LAGOS, April 21 (Reuters) - A rebel group from Nigeria's oil producing Niger Delta said it attacked two major oil pipelines there on Monday in what it called a message to the United States to stop supporting "injustice" in the troubled region.
In an email sent to Reuters, a faction of the Movement for the Emancipation of the Niger Delta (MEND) said its commandos had carried out attacks against the pipelines located at Isaka River and Abonnema River in Rivers State.
It gave no more details of the raids, which followed an attack on Thursday claimed by MEND militants against a pipeline operated by Royal Dutch Shell RDS.aL, also in Rivers State.
MEND said the pipelines targeted on Monday could belong to Shell and U.S. major Chevron Corp (CVX.N), but there was no immediate confirmation of this from the companies mentioned, or from any independent sources.
Addressing U.S. President George W. Bush, the rebel group said the attacks were "our way of saying 'welcome'" to a U.S. warship, the high-speed vessel Swift, which has been visiting the Gulf of Guinea to conduct training with the Nigerian navy.
"Mr President, your warships do not intimidate us. Instead they only embolden our resolve in fighting the Goliaths of the world that support injustice," the MEND statement said.
Nigeria is the fifth largest supplier of oil to the United States, which has cultivated good relations with the government of President Umaru Yar'Adua.
"The ripple effect of this attack will touch your economy and people one way or the other and (we) hope we now have your attention," MEND said.
It complained that Bush had not responded to past requests from it to mediate talks with the Nigerian government.
The U.S. government criticised the disputed Nigerian elections that brought Yar'Adua to power last year, but has since engaged with him. MEND said the U.S. government knew the election had been fraudulent but had "looked the other way".
It said it was still ready to hold peace talks, but would now prefer former U.S. President Jimmy Carter to act as mediator, instead of Bush.

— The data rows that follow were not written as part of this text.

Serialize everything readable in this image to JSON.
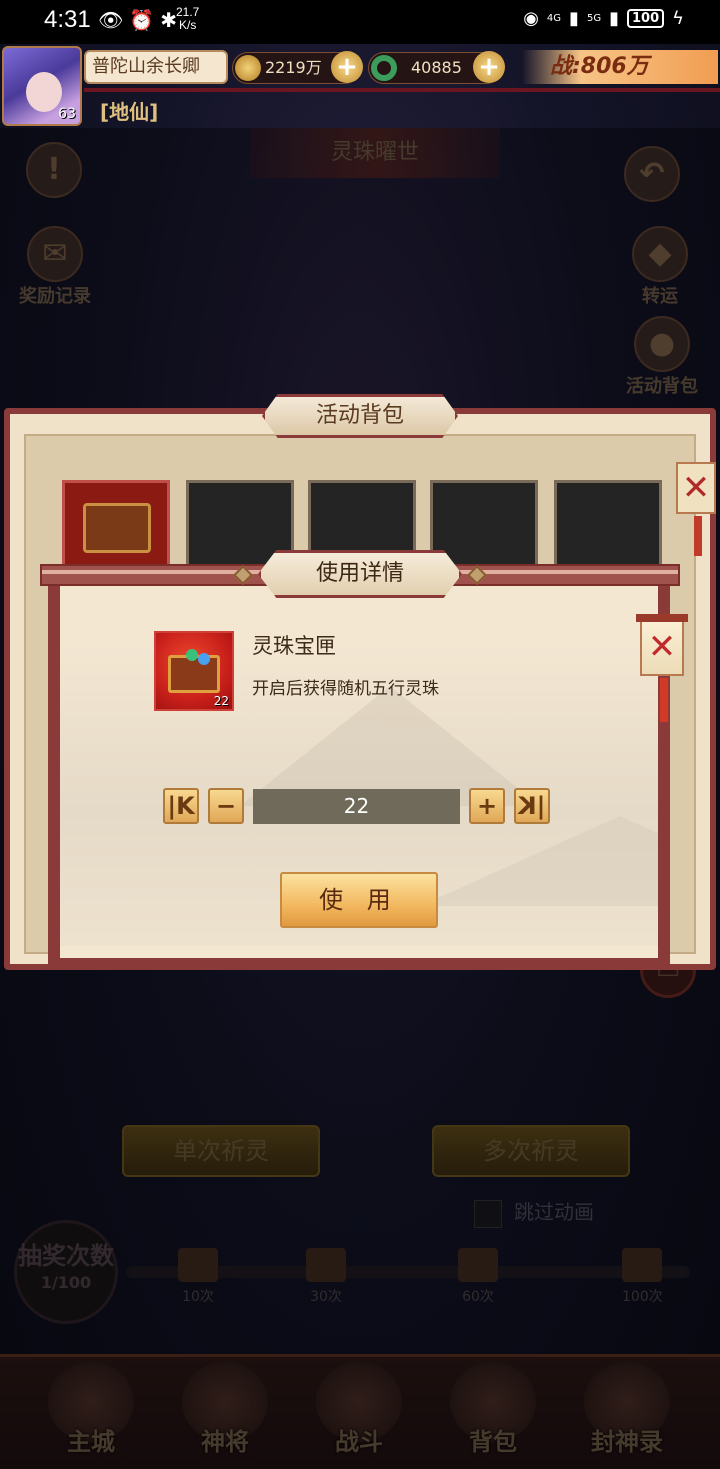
{
  "status_bar": {
    "time": "4:31",
    "speed_value": "21.7",
    "speed_unit": "K/s",
    "battery": "100",
    "net1": "4G",
    "net2": "5G"
  },
  "player": {
    "name": "普陀山余长卿",
    "level": "63",
    "rank": "[地仙]",
    "coins": "2219万",
    "jade": "40885",
    "power": "战:806万"
  },
  "event": {
    "title": "灵珠曜世",
    "reward_log_label": "奖励记录",
    "luck_label": "转运",
    "activity_bag_label": "活动背包"
  },
  "bag": {
    "title": "活动背包"
  },
  "modal": {
    "title": "使用详情",
    "item": {
      "name": "灵珠宝匣",
      "description": "开启后获得随机五行灵珠",
      "count": "22"
    },
    "quantity": "22",
    "use_label": "使 用",
    "first_label": "K",
    "minus_label": "−",
    "plus_label": "+",
    "last_label": "K",
    "close_label": "✕"
  },
  "background": {
    "single_draw": "单次祈灵",
    "multi_draw": "多次祈灵",
    "skip_animation": "跳过动画",
    "draw_count_title": "抽奖次数",
    "draw_count_value": "1/100",
    "milestones": [
      "10次",
      "30次",
      "60次",
      "100次"
    ]
  },
  "nav": [
    "主城",
    "神将",
    "战斗",
    "背包",
    "封神录"
  ]
}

So far, there have been no international mediators involved in the Nigerian government's attempts to negotiate with splintered rebel forces in the Niger Delta, where the bulk of Nigeria's oil is produced.
MEND is one of several armed groups who say they are fighting to redress injustice in the impoverished region, where five decades of oil extraction have polluted the land and water, and enriched corrupt politicians.
But crime and militancy are intertwined in the delta and such groups make big profits from kidnappings for ransom, from a lucrative trade in stolen oil or from providing thugs-for-hire to politicians who use them to steal elections.
Niger Delta militants often make appeals to the international community but Nigeria has treated the unrest in the delta as an internal matter and no foreign power has publicly questioned that. (For full Reuters Africa coverage and to have your say on the top issues, visit: africa.reuters.com/) (Writing by Pascal Fletcher)